Mercredi | 2015-03-25
salle B103, 12h-14h
This paper empirically analyses the links between banking competition and manufacturing productivity growth for a sample of 10 European countries over the period 1999-2009. To test this relationship, which is from a theoretical point of view unclear, we use a difference-in-difference methodology close to the one proposed by Rajan and Zingales (1998). We find that the total factor productivity of the most financially dependent industries grows at a slower rate in economies where banking competition is fiercer. We explain this result by the fact that market power,i.e. low competition, would promote relationship-banking, as theoretically argued by Petersen and Rajan (1995) for instance. Indeed relationship banking would allow banks to reduce information asymmetries, which would benefit to the smalland/or young firms. In this way, the allocation of funds would be better. Banks may select more the best firms which would increase total factor productivity of the industries more dependent on external finance.

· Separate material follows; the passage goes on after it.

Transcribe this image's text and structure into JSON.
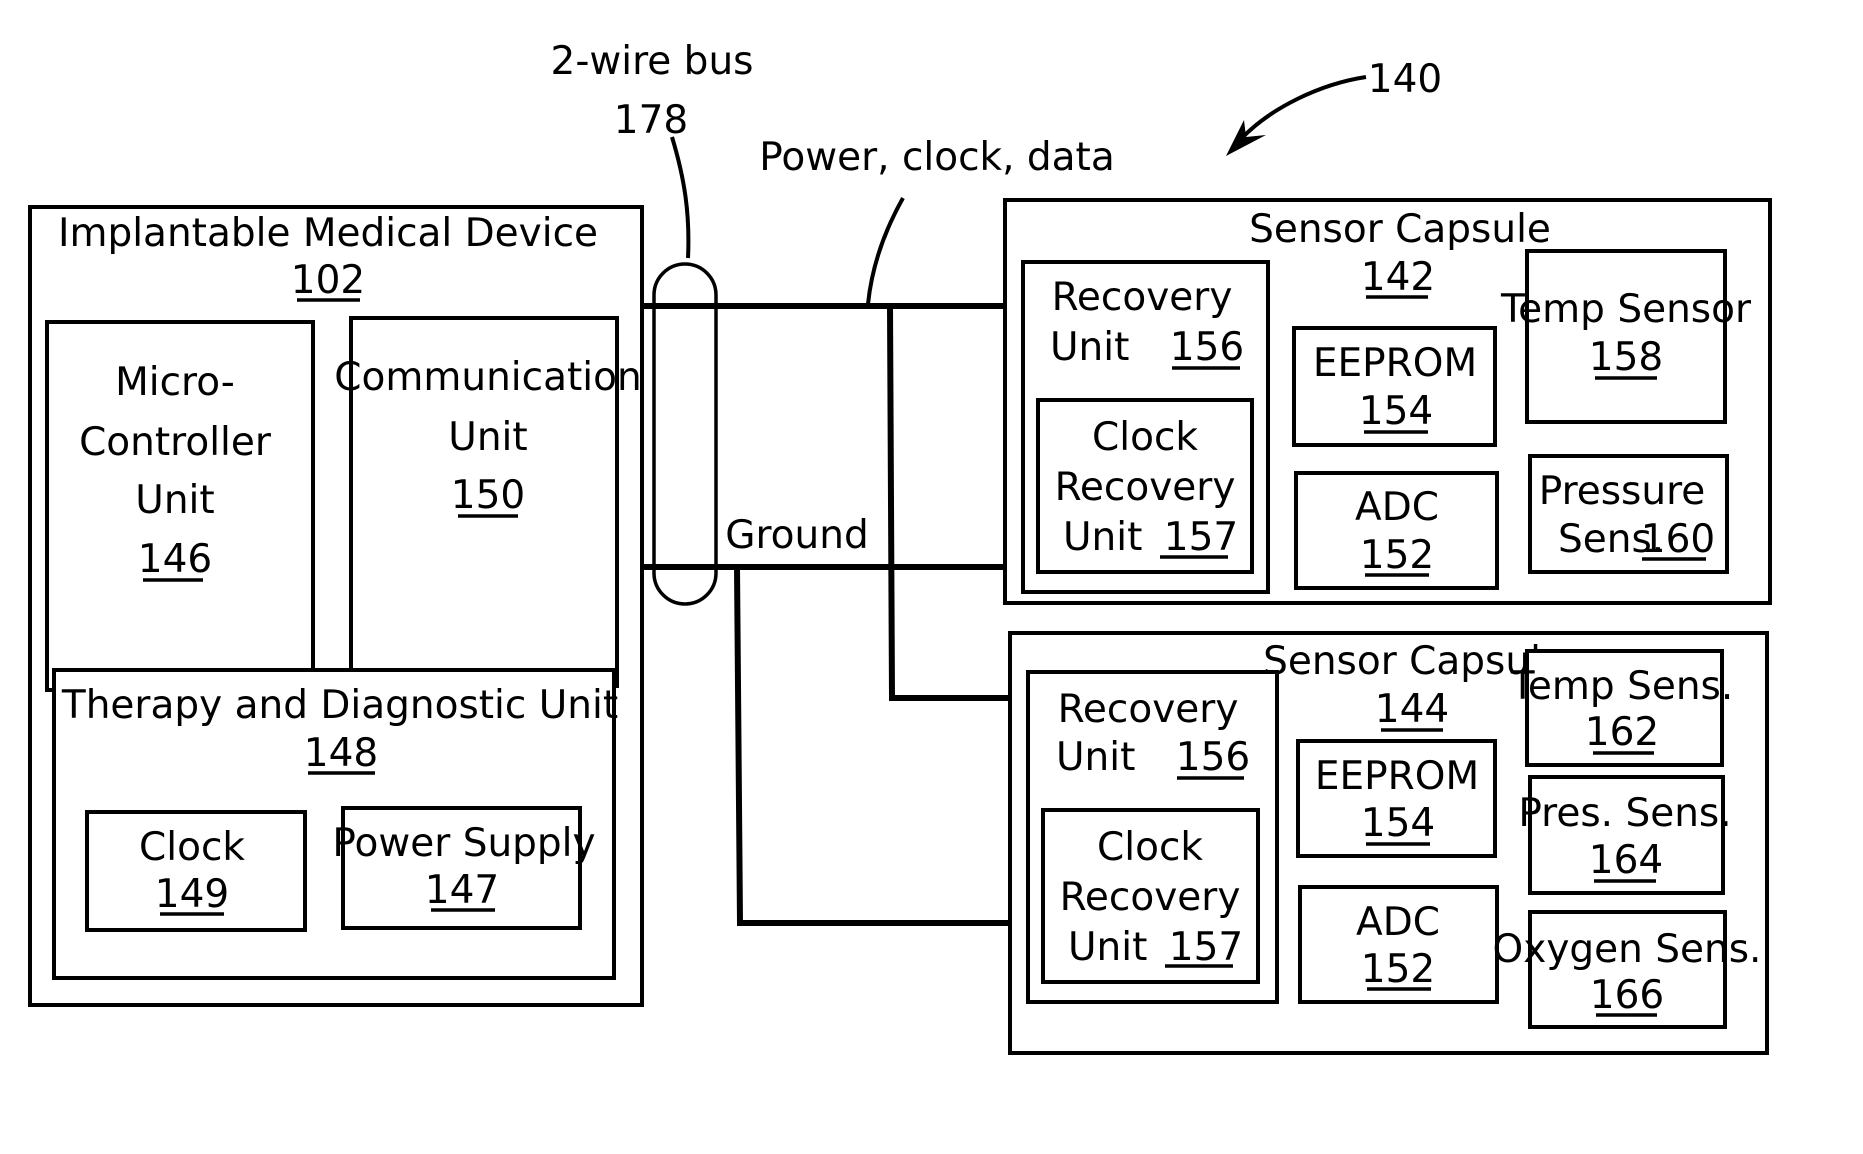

Furthermore, by improving firm dynamics, bank market power could spur the productivity growth of incumbents firms.